Assigned task: Your job here is to restate every record exactly, pictures excluded.

[Data records for software interfaces]
------------

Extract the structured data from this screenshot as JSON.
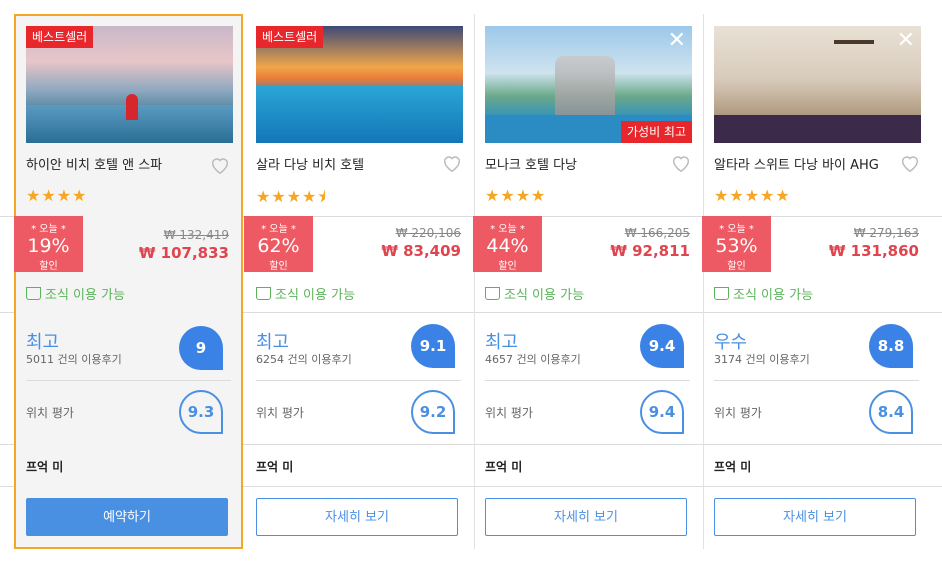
{
  "hotels": [
    {
      "best_badge": "베스트셀러",
      "name": "하이안 비치 호텔 앤 스파",
      "stars": "★★★★",
      "deal_today": "* 오늘 *",
      "discount": "19%",
      "discount_label": "할인",
      "original_price": "₩ 132,419",
      "price": "₩ 107,833",
      "breakfast": "조식 이용 가능",
      "rating_word": "최고",
      "reviews": "5011 건의 이용후기",
      "score": "9",
      "location_label": "위치 평가",
      "location_score": "9.3",
      "rate_label": "프억 미",
      "button": "예약하기"
    },
    {
      "best_badge": "베스트셀러",
      "name": "살라 다낭 비치 호텔",
      "stars": "★★★★⯨",
      "deal_today": "* 오늘 *",
      "discount": "62%",
      "discount_label": "할인",
      "original_price": "₩ 220,106",
      "price": "₩ 83,409",
      "breakfast": "조식 이용 가능",
      "rating_word": "최고",
      "reviews": "6254 건의 이용후기",
      "score": "9.1",
      "location_label": "위치 평가",
      "location_score": "9.2",
      "rate_label": "프억 미",
      "button": "자세히 보기"
    },
    {
      "value_badge": "가성비 최고",
      "name": "모나크 호텔 다낭",
      "stars": "★★★★",
      "deal_today": "* 오늘 *",
      "discount": "44%",
      "discount_label": "할인",
      "original_price": "₩ 166,205",
      "price": "₩ 92,811",
      "breakfast": "조식 이용 가능",
      "rating_word": "최고",
      "reviews": "4657 건의 이용후기",
      "score": "9.4",
      "location_label": "위치 평가",
      "location_score": "9.4",
      "rate_label": "프억 미",
      "button": "자세히 보기"
    },
    {
      "name": "알타라 스위트 다낭 바이 AHG",
      "stars": "★★★★★",
      "deal_today": "* 오늘 *",
      "discount": "53%",
      "discount_label": "할인",
      "original_price": "₩ 279,163",
      "price": "₩ 131,860",
      "breakfast": "조식 이용 가능",
      "rating_word": "우수",
      "reviews": "3174 건의 이용후기",
      "score": "8.8",
      "location_label": "위치 평가",
      "location_score": "8.4",
      "rate_label": "프억 미",
      "button": "자세히 보기"
    }
  ],
  "colors": {
    "accent": "#4a90e2",
    "deal": "#ee5a64",
    "highlight": "#f5a623",
    "badge": "#e8272c"
  },
  "icons": {
    "close": "close-icon",
    "heart": "heart-icon",
    "cup": "coffee-cup-icon"
  }
}
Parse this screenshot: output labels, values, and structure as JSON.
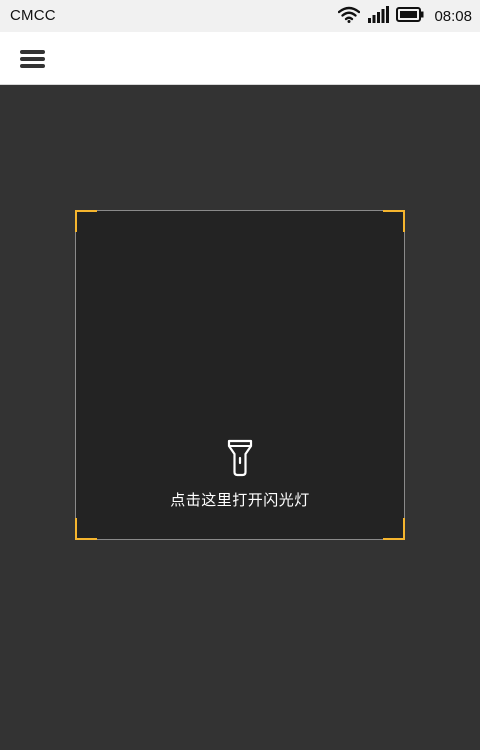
{
  "status_bar": {
    "carrier": "CMCC",
    "time": "08:08",
    "icons": [
      "wifi-icon",
      "signal-icon",
      "battery-icon"
    ]
  },
  "app_bar": {
    "menu_icon": "hamburger-menu-icon"
  },
  "flashlight": {
    "label": "点击这里打开闪光灯",
    "icon": "flashlight-icon"
  },
  "colors": {
    "background": "#333333",
    "frame_background": "#232323",
    "corner_accent": "#f5b52e",
    "frame_border": "#8a8a8a"
  }
}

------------

Output below:
Extract the structured data from this screenshot as JSON.
{
  "hotels": [
    {
      "best_badge": "베스트셀러",
      "name": "하이안 비치 호텔 앤 스파",
      "stars": "★★★★",
      "deal_today": "* 오늘 *",
      "discount": "19%",
      "discount_label": "할인",
      "original_price": "₩ 132,419",
      "price": "₩ 107,833",
      "breakfast": "조식 이용 가능",
      "rating_word": "최고",
      "reviews": "5011 건의 이용후기",
      "score": "9",
      "location_label": "위치 평가",
      "location_score": "9.3",
      "rate_label": "프억 미",
      "button": "예약하기"
    },
    {
      "best_badge": "베스트셀러",
      "name": "살라 다낭 비치 호텔",
      "stars": "★★★★⯨",
      "deal_today": "* 오늘 *",
      "discount": "62%",
      "discount_label": "할인",
      "original_price": "₩ 220,106",
      "price": "₩ 83,409",
      "breakfast": "조식 이용 가능",
      "rating_word": "최고",
      "reviews": "6254 건의 이용후기",
      "score": "9.1",
      "location_label": "위치 평가",
      "location_score": "9.2",
      "rate_label": "프억 미",
      "button": "자세히 보기"
    },
    {
      "value_badge": "가성비 최고",
      "name": "모나크 호텔 다낭",
      "stars": "★★★★",
      "deal_today": "* 오늘 *",
      "discount": "44%",
      "discount_label": "할인",
      "original_price": "₩ 166,205",
      "price": "₩ 92,811",
      "breakfast": "조식 이용 가능",
      "rating_word": "최고",
      "reviews": "4657 건의 이용후기",
      "score": "9.4",
      "location_label": "위치 평가",
      "location_score": "9.4",
      "rate_label": "프억 미",
      "button": "자세히 보기"
    },
    {
      "name": "알타라 스위트 다낭 바이 AHG",
      "stars": "★★★★★",
      "deal_today": "* 오늘 *",
      "discount": "53%",
      "discount_label": "할인",
      "original_price": "₩ 279,163",
      "price": "₩ 131,860",
      "breakfast": "조식 이용 가능",
      "rating_word": "우수",
      "reviews": "3174 건의 이용후기",
      "score": "8.8",
      "location_label": "위치 평가",
      "location_score": "8.4",
      "rate_label": "프억 미",
      "button": "자세히 보기"
    }
  ],
  "colors": {
    "accent": "#4a90e2",
    "deal": "#ee5a64",
    "highlight": "#f5a623",
    "badge": "#e8272c"
  },
  "icons": {
    "close": "close-icon",
    "heart": "heart-icon",
    "cup": "coffee-cup-icon"
  }
}
Parse this screenshot: output labels, values, and structure as JSON.
{
  "status_bar": {
    "carrier": "CMCC",
    "time": "08:08",
    "icons": [
      "wifi-icon",
      "signal-icon",
      "battery-icon"
    ]
  },
  "app_bar": {
    "menu_icon": "hamburger-menu-icon"
  },
  "flashlight": {
    "label": "点击这里打开闪光灯",
    "icon": "flashlight-icon"
  },
  "colors": {
    "background": "#333333",
    "frame_background": "#232323",
    "corner_accent": "#f5b52e",
    "frame_border": "#8a8a8a"
  }
}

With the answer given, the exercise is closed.